(Element data from apps and pages)
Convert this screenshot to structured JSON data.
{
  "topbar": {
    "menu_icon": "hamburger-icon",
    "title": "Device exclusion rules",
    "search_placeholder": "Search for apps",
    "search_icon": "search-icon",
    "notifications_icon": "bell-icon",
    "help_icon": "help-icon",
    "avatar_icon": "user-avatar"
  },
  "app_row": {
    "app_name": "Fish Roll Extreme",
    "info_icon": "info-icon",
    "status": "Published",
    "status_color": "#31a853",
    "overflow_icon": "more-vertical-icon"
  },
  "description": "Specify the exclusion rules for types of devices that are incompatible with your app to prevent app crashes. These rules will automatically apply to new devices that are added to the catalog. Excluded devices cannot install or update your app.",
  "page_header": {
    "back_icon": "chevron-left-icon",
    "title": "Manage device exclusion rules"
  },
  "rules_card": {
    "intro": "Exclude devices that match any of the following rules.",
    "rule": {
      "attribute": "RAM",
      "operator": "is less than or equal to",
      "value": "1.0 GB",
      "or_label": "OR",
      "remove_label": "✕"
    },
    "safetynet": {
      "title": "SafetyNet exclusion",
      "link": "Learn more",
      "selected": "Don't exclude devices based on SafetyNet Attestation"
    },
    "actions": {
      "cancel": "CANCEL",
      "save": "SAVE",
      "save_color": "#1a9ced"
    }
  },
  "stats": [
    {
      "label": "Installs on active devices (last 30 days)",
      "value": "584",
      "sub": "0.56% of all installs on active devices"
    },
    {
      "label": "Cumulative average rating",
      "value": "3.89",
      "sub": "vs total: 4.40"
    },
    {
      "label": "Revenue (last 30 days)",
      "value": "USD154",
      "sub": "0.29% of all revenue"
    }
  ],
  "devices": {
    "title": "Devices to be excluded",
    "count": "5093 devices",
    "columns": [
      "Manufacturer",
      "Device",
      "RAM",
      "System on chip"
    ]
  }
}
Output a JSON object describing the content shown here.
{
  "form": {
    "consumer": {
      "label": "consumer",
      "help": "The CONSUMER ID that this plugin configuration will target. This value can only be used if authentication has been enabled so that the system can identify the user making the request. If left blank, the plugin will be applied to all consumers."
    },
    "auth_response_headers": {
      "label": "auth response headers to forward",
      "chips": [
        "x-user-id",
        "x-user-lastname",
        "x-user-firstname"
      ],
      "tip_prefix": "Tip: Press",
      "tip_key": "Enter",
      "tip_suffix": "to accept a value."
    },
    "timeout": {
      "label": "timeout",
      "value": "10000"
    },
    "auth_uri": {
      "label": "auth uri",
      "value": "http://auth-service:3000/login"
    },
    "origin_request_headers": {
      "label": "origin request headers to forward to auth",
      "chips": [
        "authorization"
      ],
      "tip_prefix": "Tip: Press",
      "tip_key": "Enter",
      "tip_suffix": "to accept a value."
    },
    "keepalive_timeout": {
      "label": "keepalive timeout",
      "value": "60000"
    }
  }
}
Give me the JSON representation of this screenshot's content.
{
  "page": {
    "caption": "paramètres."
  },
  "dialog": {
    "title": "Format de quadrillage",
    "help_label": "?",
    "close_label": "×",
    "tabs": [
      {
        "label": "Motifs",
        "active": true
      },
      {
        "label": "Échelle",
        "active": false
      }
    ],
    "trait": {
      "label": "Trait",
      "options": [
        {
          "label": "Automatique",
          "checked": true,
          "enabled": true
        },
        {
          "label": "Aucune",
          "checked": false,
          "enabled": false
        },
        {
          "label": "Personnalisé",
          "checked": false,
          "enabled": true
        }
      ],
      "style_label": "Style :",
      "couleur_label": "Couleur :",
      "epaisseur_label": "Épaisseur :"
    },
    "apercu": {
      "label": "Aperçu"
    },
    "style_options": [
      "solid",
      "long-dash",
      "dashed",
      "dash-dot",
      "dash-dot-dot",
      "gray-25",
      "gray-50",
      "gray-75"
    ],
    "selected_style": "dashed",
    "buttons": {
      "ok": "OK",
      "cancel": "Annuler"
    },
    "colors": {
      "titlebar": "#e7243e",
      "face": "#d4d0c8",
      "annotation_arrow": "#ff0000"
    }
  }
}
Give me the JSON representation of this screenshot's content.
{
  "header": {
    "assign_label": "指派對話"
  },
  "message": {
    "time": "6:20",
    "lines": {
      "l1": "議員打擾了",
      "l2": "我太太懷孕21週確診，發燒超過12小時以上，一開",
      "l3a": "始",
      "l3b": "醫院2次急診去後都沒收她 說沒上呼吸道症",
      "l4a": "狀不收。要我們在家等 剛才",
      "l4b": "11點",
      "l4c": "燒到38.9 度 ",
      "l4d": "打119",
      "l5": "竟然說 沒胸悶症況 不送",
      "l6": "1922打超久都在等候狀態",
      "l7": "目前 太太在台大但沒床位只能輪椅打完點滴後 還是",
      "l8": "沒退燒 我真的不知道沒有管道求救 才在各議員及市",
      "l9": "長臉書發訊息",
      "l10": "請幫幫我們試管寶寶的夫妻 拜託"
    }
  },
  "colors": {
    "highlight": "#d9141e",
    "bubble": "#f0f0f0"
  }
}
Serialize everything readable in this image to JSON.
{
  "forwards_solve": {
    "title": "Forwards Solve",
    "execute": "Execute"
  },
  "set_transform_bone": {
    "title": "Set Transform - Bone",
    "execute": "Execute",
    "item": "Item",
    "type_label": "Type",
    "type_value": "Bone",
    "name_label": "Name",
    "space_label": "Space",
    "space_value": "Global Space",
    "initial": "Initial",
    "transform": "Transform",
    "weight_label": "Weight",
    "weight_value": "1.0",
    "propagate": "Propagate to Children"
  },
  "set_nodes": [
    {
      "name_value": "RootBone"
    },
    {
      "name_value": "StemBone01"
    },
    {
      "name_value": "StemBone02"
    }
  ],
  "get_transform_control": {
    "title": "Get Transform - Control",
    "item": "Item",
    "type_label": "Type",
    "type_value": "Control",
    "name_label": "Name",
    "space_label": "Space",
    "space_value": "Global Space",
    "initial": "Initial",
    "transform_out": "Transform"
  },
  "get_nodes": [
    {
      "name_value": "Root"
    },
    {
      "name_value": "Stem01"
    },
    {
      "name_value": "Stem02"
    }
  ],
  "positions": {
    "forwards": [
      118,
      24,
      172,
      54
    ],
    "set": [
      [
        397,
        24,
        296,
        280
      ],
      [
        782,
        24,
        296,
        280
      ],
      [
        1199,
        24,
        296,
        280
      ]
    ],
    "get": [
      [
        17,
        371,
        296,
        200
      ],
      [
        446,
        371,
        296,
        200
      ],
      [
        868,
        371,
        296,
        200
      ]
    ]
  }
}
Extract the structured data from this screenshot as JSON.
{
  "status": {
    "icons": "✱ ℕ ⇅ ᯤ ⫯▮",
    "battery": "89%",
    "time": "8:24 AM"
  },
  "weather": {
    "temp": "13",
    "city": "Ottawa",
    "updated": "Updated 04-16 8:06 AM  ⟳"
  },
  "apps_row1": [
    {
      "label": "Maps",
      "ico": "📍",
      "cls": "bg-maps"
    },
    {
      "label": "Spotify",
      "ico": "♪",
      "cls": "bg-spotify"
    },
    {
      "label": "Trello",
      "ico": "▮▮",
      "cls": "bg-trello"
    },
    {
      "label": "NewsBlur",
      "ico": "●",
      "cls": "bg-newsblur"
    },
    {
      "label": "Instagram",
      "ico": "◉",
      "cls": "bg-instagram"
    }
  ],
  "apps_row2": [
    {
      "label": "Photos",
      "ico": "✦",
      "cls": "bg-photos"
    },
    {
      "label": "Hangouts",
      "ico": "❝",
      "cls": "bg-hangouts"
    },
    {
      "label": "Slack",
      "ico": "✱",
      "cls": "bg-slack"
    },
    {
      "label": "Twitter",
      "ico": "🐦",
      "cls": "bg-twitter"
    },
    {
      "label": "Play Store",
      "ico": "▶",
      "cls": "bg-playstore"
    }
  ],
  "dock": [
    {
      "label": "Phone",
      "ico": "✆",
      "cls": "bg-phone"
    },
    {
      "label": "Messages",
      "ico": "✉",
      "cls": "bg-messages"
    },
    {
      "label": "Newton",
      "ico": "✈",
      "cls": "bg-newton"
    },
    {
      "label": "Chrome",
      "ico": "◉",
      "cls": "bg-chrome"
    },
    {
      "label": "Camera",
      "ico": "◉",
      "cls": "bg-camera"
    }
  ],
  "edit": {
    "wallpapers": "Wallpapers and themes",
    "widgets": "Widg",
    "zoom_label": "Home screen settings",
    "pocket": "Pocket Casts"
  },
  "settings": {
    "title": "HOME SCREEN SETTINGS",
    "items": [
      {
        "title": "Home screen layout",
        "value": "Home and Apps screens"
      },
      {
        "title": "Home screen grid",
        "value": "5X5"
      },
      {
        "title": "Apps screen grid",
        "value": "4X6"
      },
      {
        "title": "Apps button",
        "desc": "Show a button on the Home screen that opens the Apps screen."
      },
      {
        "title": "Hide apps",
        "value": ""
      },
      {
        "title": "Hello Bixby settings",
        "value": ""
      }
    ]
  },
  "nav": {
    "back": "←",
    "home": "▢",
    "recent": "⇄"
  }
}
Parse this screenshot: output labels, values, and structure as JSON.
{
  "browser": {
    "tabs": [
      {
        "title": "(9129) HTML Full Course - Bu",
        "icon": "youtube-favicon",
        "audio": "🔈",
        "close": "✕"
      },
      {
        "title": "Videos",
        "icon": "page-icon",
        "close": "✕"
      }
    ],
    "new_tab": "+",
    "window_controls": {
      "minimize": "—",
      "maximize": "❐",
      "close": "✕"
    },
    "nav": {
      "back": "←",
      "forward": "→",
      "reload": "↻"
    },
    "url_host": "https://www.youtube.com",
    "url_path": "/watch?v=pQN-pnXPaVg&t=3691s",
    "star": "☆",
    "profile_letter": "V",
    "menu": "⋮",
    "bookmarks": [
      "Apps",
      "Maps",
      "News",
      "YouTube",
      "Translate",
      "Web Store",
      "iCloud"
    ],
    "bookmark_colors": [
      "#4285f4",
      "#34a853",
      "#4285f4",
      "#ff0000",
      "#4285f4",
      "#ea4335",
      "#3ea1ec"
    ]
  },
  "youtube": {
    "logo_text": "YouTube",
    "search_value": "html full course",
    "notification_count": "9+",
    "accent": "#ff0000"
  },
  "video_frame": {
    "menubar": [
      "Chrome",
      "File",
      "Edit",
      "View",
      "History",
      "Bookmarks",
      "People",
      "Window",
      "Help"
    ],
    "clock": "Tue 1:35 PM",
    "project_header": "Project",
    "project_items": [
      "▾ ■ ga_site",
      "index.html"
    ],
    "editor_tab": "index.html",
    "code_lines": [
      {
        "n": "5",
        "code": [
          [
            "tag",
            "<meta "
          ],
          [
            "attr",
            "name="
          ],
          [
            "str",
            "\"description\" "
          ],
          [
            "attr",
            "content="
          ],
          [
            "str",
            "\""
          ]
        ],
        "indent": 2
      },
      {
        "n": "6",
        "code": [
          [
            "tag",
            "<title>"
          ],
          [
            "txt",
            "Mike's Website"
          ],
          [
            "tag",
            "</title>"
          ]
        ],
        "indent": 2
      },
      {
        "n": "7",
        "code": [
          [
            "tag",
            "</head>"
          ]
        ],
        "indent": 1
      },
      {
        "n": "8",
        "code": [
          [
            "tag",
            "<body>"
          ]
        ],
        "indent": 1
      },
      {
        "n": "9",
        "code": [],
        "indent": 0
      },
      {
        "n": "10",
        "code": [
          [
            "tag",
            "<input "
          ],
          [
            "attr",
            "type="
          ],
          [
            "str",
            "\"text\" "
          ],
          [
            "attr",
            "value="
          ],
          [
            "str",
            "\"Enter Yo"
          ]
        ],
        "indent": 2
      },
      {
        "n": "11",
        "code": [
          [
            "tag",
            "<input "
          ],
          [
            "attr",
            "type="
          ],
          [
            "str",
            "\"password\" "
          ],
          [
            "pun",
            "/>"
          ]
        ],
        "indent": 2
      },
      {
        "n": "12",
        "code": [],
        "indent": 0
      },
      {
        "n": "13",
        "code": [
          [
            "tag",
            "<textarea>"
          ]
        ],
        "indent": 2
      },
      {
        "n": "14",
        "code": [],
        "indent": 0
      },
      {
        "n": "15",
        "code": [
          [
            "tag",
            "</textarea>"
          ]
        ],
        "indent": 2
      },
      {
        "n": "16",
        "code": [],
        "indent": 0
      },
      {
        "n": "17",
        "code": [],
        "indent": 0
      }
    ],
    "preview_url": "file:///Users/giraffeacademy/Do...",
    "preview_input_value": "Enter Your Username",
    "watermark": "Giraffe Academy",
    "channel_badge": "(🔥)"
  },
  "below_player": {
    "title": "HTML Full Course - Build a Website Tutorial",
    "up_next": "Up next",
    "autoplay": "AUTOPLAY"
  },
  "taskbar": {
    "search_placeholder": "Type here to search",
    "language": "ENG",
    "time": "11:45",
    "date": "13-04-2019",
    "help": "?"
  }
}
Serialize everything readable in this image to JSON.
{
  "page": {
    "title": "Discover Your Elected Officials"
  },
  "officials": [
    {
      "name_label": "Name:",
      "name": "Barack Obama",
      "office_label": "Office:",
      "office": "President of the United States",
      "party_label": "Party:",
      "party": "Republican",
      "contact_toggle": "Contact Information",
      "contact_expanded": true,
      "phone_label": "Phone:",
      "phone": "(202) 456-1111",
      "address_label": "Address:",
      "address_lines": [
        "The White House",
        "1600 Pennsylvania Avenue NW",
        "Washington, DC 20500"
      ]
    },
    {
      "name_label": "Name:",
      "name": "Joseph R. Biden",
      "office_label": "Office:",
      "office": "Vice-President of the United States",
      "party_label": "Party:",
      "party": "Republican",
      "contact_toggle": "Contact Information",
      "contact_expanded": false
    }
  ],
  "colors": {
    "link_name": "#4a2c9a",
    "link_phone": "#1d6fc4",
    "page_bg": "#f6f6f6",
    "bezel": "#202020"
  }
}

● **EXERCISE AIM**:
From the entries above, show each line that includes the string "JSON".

● **OUTPUT**:
Convert this screenshot to structured JSON data.
Output a JSON object describing the content shown here.
Give me the JSON representation of this screenshot's content.
Give me the JSON representation of this screenshot's content.
Serialize everything readable in this image to JSON.
Extract the structured data from this screenshot as JSON.
Parse this screenshot: output labels, values, and structure as JSON.
Serialize everything readable in this image to JSON.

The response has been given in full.